Membership has been in decline since 2018. Dues have dropped nearly $73 million in that time. Attendance at the group’s annual meeting in Houston, Texas over the weekend was the lowest it’s been since 2006. Turnout for the NRA board elections in 2022 was down 15 percent from last year and saw fewer ballots returned than any time since 2006.
Only 544 members voted in the 76th board member election at the meeting itself.
That has all happened amidst legal and internal turmoil stemming from corruption allegations levied against Executive Vice President Wayne LaPierre and other members of NRA leadership. The group has been fighting both itself and the New York Attorney General Letitia James for the better part of three years. Even after a failed bankruptcy ploy, the organization continues to have a legal cloud looming over them.
That puts the group in a weakened state. It has fewer resources to advocate for its policy positions. It has less sway over the members that power its political influence. It could soon face a court-ordered reckoning.
And it all comes as the group faces its most difficult fight in years.
The recent shootings in Buffalo and, especially, Robb Elementary School in Texas have reignited the fight over gun policy at the state and federal levels. President Joe Biden (D.) is pushing for a slew of new restrictions. Speaker of the House Nancy Pelosi (D.) is already moving some of the restrictions through the House.
In the Senate, a bipartisan group is working towards compromise legislation.
There are ongoing discussions about a number of bills. School security proposals, such as expanding the Secret Service’s threat assessment center, have some support. But a “red flag” model law, which would incentivize states to pass the policy, is getting more traction.
“Grants are a little less controversial politically than a fed statute,” one Republican staffer with knowledge of the conversations who wasn’t authorized to speak publicly told The Reload. “If you do have one, want to write one, and want to help implement it or update, etc, here is some fed help. But again, voluntary. Your choice.”
President Biden pushed for an age restriction on the sale of AR-15s and similar rifles in lieu of a total ban on their sale. However, the staffer said that was much less likely.
“Don’t see national age restrictions happening,” they said. “Limited appeal for that approach. You will see states go down that road – New York Governor already pushing it, but not seeing the appetite for that in the Congress in a sustainable way.”
The source said they weren’t sure how active the NRA has been on the Hill since discussions began but noted the group has offered some support for red flag laws in the past.
Whether the NRA does or not this time around remains to be seen. But whether it still has the influence to make a difference is the more important question.
Some will argue it may not matter because of the other gun-rights groups out there.
The Firearms Policy Coalition (FPC), Second Amendment Foundation (SAF), and Gun Owners of America (GOA) have grown as the NRA has shrunk. But they remain far smaller. While the NRA has fallen from a $400 million organization to a $280 million organization over the past three years, that still makes it many times larger than the other groups combined.
None of them, nor the major gun-control groups, could hope to pull off an event like the NRA Annual Meeting, even considering its decline this year.

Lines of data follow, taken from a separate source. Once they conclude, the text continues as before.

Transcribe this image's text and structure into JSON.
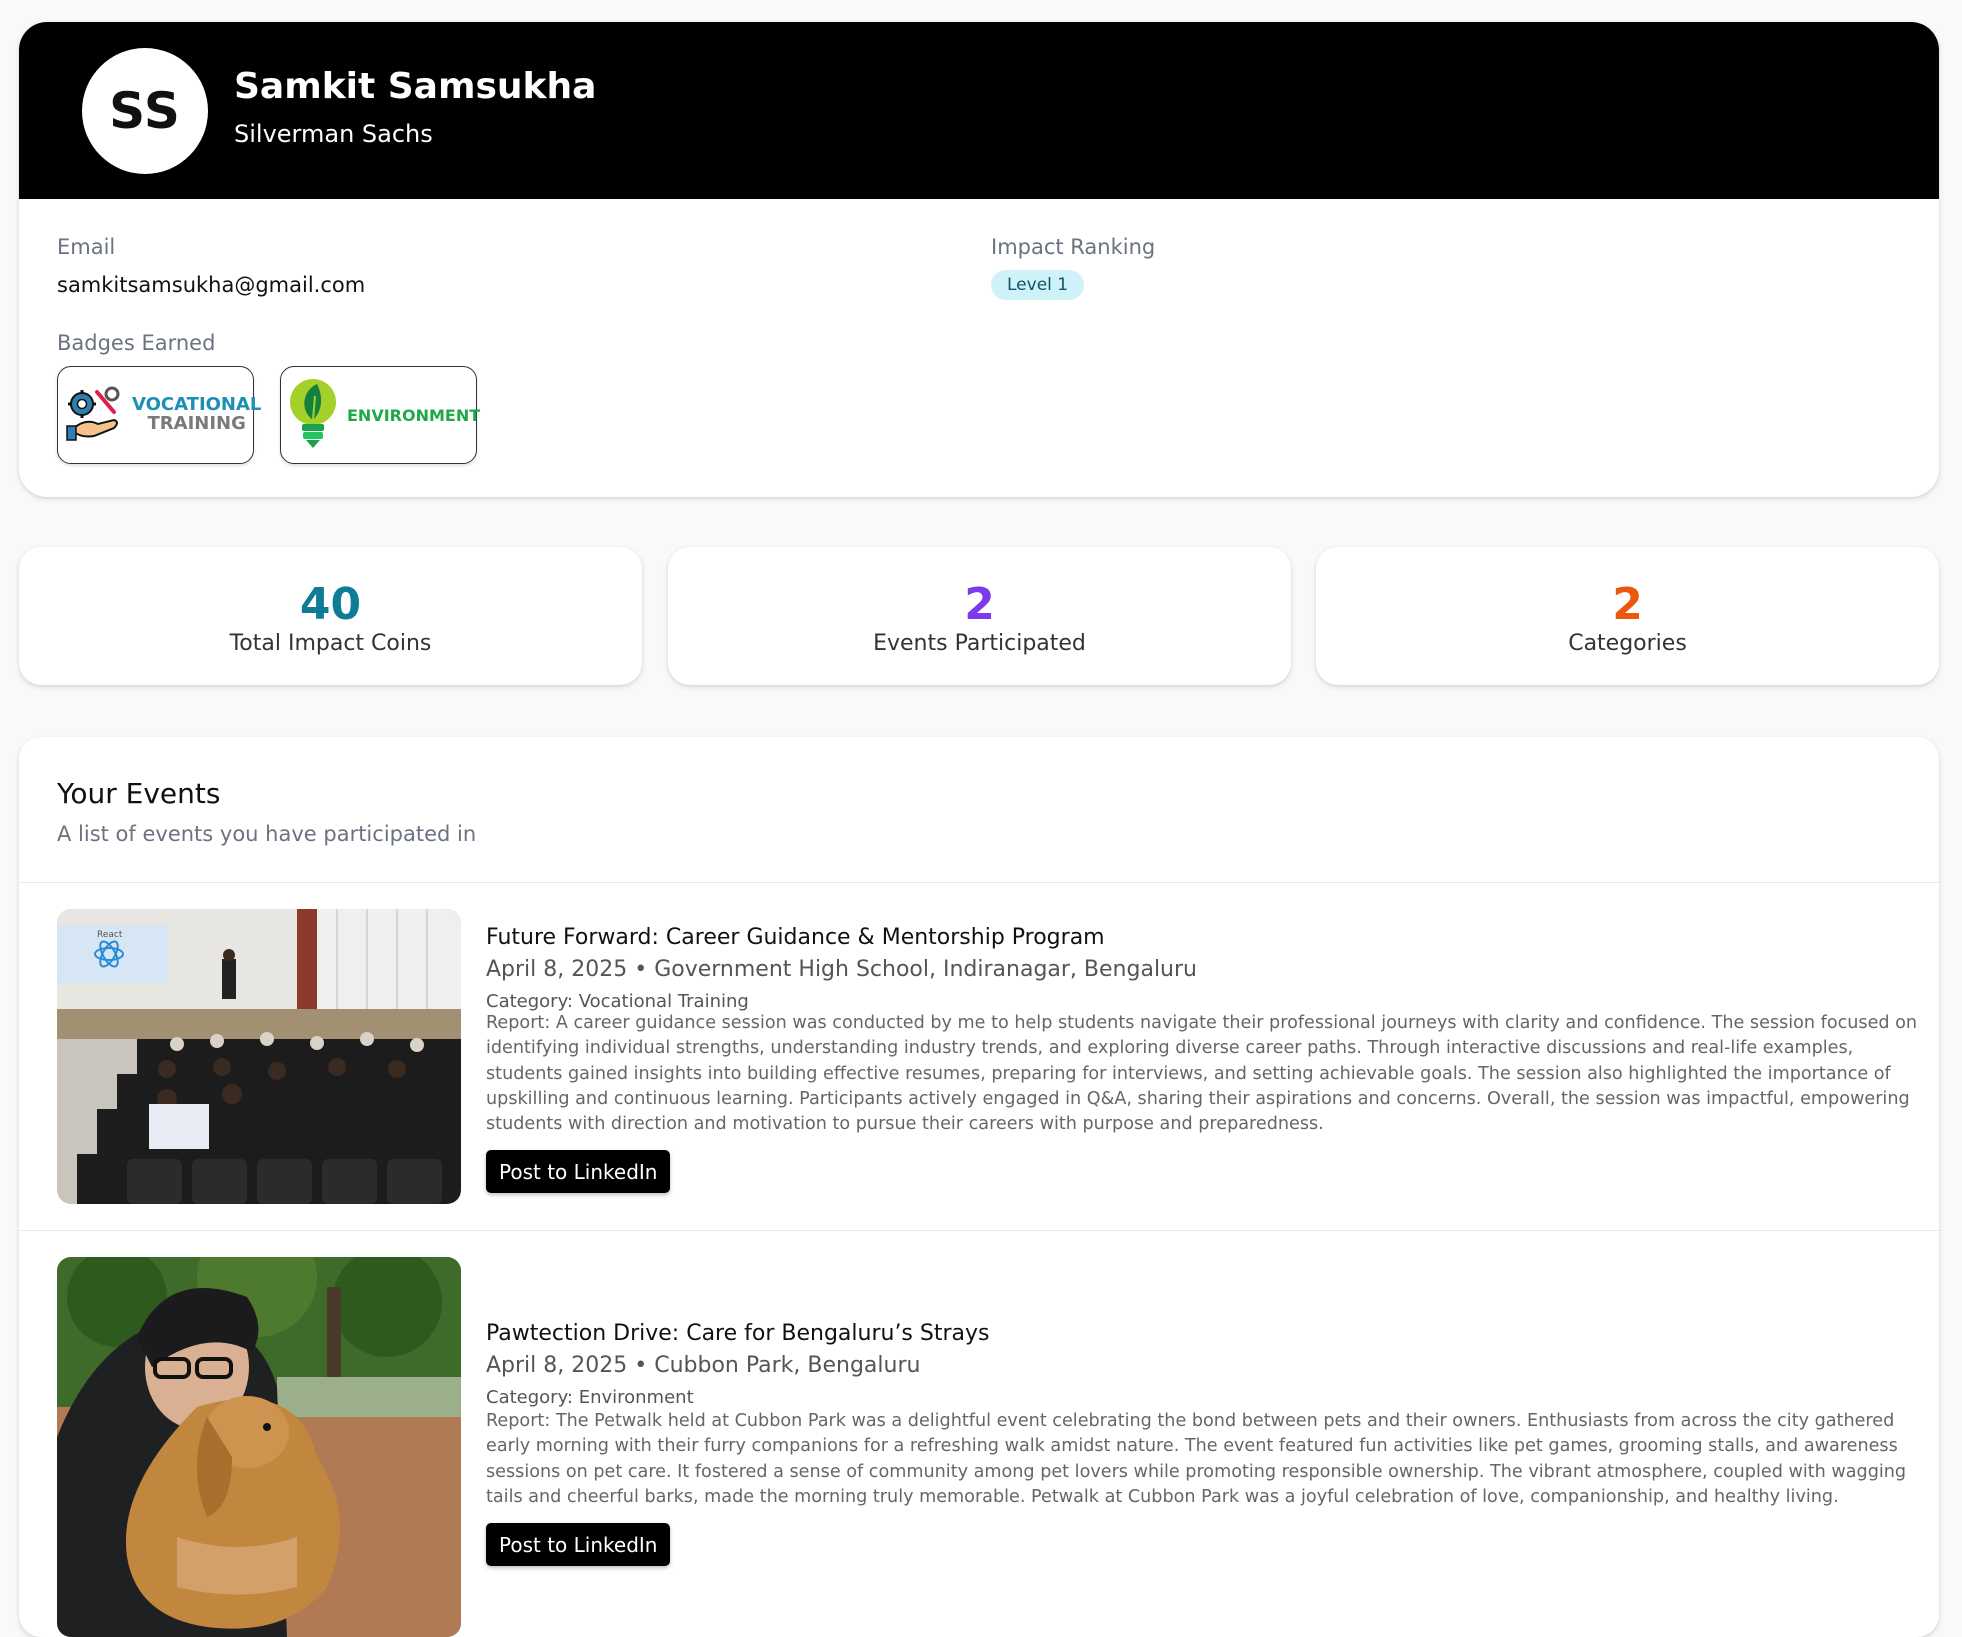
{
  "profile": {
    "initials": "SS",
    "name": "Samkit Samsukha",
    "company": "Silverman Sachs",
    "email_label": "Email",
    "email": "samkitsamsukha@gmail.com",
    "ranking_label": "Impact Ranking",
    "ranking": "Level 1",
    "badges_label": "Badges Earned",
    "badges": [
      {
        "line1": "VOCATIONAL",
        "line2": "TRAINING",
        "icon": "gear-wrench-hand-icon"
      },
      {
        "line1": "ENVIRONMENT",
        "icon": "leaf-bulb-icon"
      }
    ]
  },
  "stats": [
    {
      "value": "40",
      "label": "Total Impact Coins",
      "color": "#0e7c96"
    },
    {
      "value": "2",
      "label": "Events Participated",
      "color": "#7c3aed"
    },
    {
      "value": "2",
      "label": "Categories",
      "color": "#ea580c"
    }
  ],
  "events": {
    "title": "Your Events",
    "subtitle": "A list of events you have participated in",
    "items": [
      {
        "title": "Future Forward: Career Guidance & Mentorship Program",
        "meta": "April 8, 2025 • Government High School, Indiranagar, Bengaluru",
        "category": "Category: Vocational Training",
        "report": "Report: A career guidance session was conducted by me to help students navigate their professional journeys with clarity and confidence. The session focused on identifying individual strengths, understanding industry trends, and exploring diverse career paths. Through interactive discussions and real-life examples, students gained insights into building effective resumes, preparing for interviews, and setting achievable goals. The session also highlighted the importance of upskilling and continuous learning. Participants actively engaged in Q&A, sharing their aspirations and concerns. Overall, the session was impactful, empowering students with direction and motivation to pursue their careers with purpose and preparedness.",
        "button": "Post to LinkedIn",
        "slide_text": "React"
      },
      {
        "title": "Pawtection Drive: Care for Bengaluru’s Strays",
        "meta": "April 8, 2025 • Cubbon Park, Bengaluru",
        "category": "Category: Environment",
        "report": "Report: The Petwalk held at Cubbon Park was a delightful event celebrating the bond between pets and their owners. Enthusiasts from across the city gathered early morning with their furry companions for a refreshing walk amidst nature. The event featured fun activities like pet games, grooming stalls, and awareness sessions on pet care. It fostered a sense of community among pet lovers while promoting responsible ownership. The vibrant atmosphere, coupled with wagging tails and cheerful barks, made the morning truly memorable. Petwalk at Cubbon Park was a joyful celebration of love, companionship, and healthy living.",
        "button": "Post to LinkedIn"
      }
    ]
  }
}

FPC and SAF are increasingly active in filing gun-rights suits with significant success. But the NRA is also the one behind the case currently being considered by the Supreme Court. GOA has begun expanding its presence at the state level. State-based groups provide another boost in that area. But the NRA remains the only group with a nationwide lobbying operation and a significant presence on Capitol Hill.
In the end, the real reason it may not matter if the NRA is as influential enough to impact the debate on its own has more to do with what gave the group power in the first place: gun owners.
As the NRA has either fallen into the increasing polarization of our national politics or driven it forward, depending on your perspective, it has lost influence with some moderate Republicans and nearly all Democrats. It is not NRA donations that kept the Democratically-controlled House from passing an “assault weapons” ban since President Biden took office. And it wasn’t Senators with A ratings from the NRA who kept the President’s first ATF nominee from getting the 50 votes he needed for confirmation.
Instead, it was the realization that voters Democrats need to hold on to power value their gun rights. And it’s that realization that could keep severe restrictions on gun ownership from passing now. That epiphany could still occur without an effective push from the NRA, but it would be a lot easier to make happen with one.